“I don’t know what her thought process was that she suddenly thought she could trample the Second Amendment,” state Rep. Stefani Lord told KOAT Channel 7 of Albuquerque at a protest against the governor’s order.
The move by Grisham is excessive. It violates the Bill of Rights and it is exactly the sort of escalation that Americans who defend the Second Amendment fear and warn their friends, neighbors and family about when other measures to curtail gun owners’ rights are debated.
Even proponents of gun control, including activist David Hogg and U.S. Rep. Ted Lieu, D-Calif., recognizes that Grisham’s order tramples Constitutional rights.
“I support gun safety laws,” Lieu said on social media, according to a Fox News report. “However, this order from the Governor of New Mexico violates the U.S. Constitution. No state in the union can suspend the federal Constitution.”

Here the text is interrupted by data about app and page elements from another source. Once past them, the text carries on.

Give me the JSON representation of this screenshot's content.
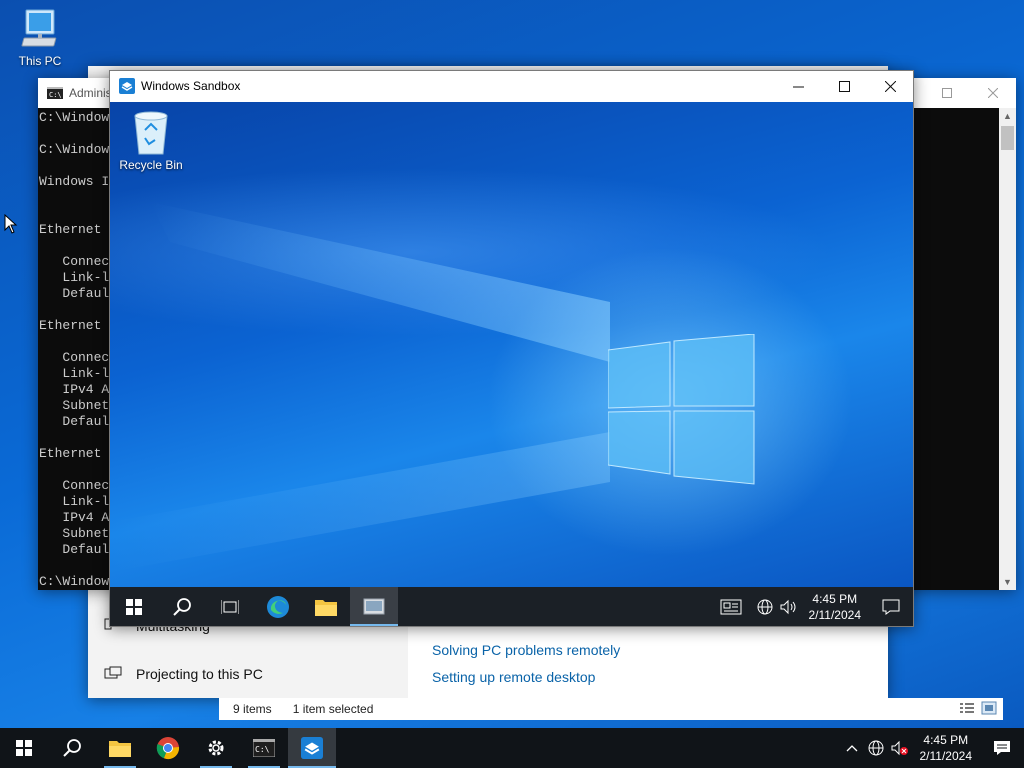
{
  "desktop": {
    "icons": [
      {
        "label": "This PC",
        "icon": "computer-icon"
      }
    ],
    "wallpaper_color": "#0a62c9"
  },
  "settings_window": {
    "nav_items": [
      {
        "label": "Multitasking",
        "icon": "multitasking-icon"
      },
      {
        "label": "Projecting to this PC",
        "icon": "projecting-icon"
      }
    ],
    "links": [
      "Solving PC problems remotely",
      "Setting up remote desktop"
    ],
    "link_color": "#0a63a8"
  },
  "explorer": {
    "status": {
      "items": "9 items",
      "selected": "1 item selected"
    }
  },
  "cmd_window": {
    "title": "Administrator",
    "lines": [
      "C:\\Windows",
      "",
      "C:\\Windows",
      "",
      "Windows I",
      "",
      "",
      "Ethernet",
      "",
      "   Connec",
      "   Link-l",
      "   Defaul",
      "",
      "Ethernet",
      "",
      "   Connec",
      "   Link-l",
      "   IPv4 A",
      "   Subnet",
      "   Defaul",
      "",
      "Ethernet",
      "",
      "   Connec",
      "   Link-l",
      "   IPv4 A",
      "   Subnet",
      "   Defaul",
      "",
      "C:\\Window"
    ]
  },
  "sandbox_window": {
    "title": "Windows Sandbox",
    "desktop_icons": [
      {
        "label": "Recycle Bin",
        "icon": "recycle-bin-icon"
      }
    ],
    "taskbar": {
      "buttons": [
        {
          "name": "start-button",
          "icon": "windows-logo-icon"
        },
        {
          "name": "search-button",
          "icon": "search-icon"
        },
        {
          "name": "task-view-button",
          "icon": "task-view-icon"
        },
        {
          "name": "edge-button",
          "icon": "edge-icon"
        },
        {
          "name": "file-explorer-button",
          "icon": "folder-icon"
        },
        {
          "name": "sandbox-app-button",
          "icon": "app-icon",
          "active": true
        }
      ],
      "clock": {
        "time": "4:45 PM",
        "date": "2/11/2024"
      }
    }
  },
  "taskbar": {
    "buttons": [
      {
        "name": "start-button",
        "icon": "windows-logo-icon"
      },
      {
        "name": "search-button",
        "icon": "search-icon"
      },
      {
        "name": "file-explorer-button",
        "icon": "folder-icon",
        "running": true
      },
      {
        "name": "chrome-button",
        "icon": "chrome-icon"
      },
      {
        "name": "settings-button",
        "icon": "gear-icon",
        "running": true
      },
      {
        "name": "terminal-button",
        "icon": "cmd-icon",
        "running": true
      },
      {
        "name": "windows-sandbox-button",
        "icon": "sandbox-icon",
        "active": true
      }
    ],
    "clock": {
      "time": "4:45 PM",
      "date": "2/11/2024"
    }
  },
  "colors": {
    "accent": "#76b9ed",
    "taskbar": "#101418"
  }
}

We appreciate the congressman speaking out against this violation of the Second Amendment just as we appreciate the police chief’s recognition that his department has no authority to join the governor in violating the Constitution. We hope the rebukes and reprimands are swift and severe enough that this infringement does not spread from the Land of Enchantment to our other 49 states.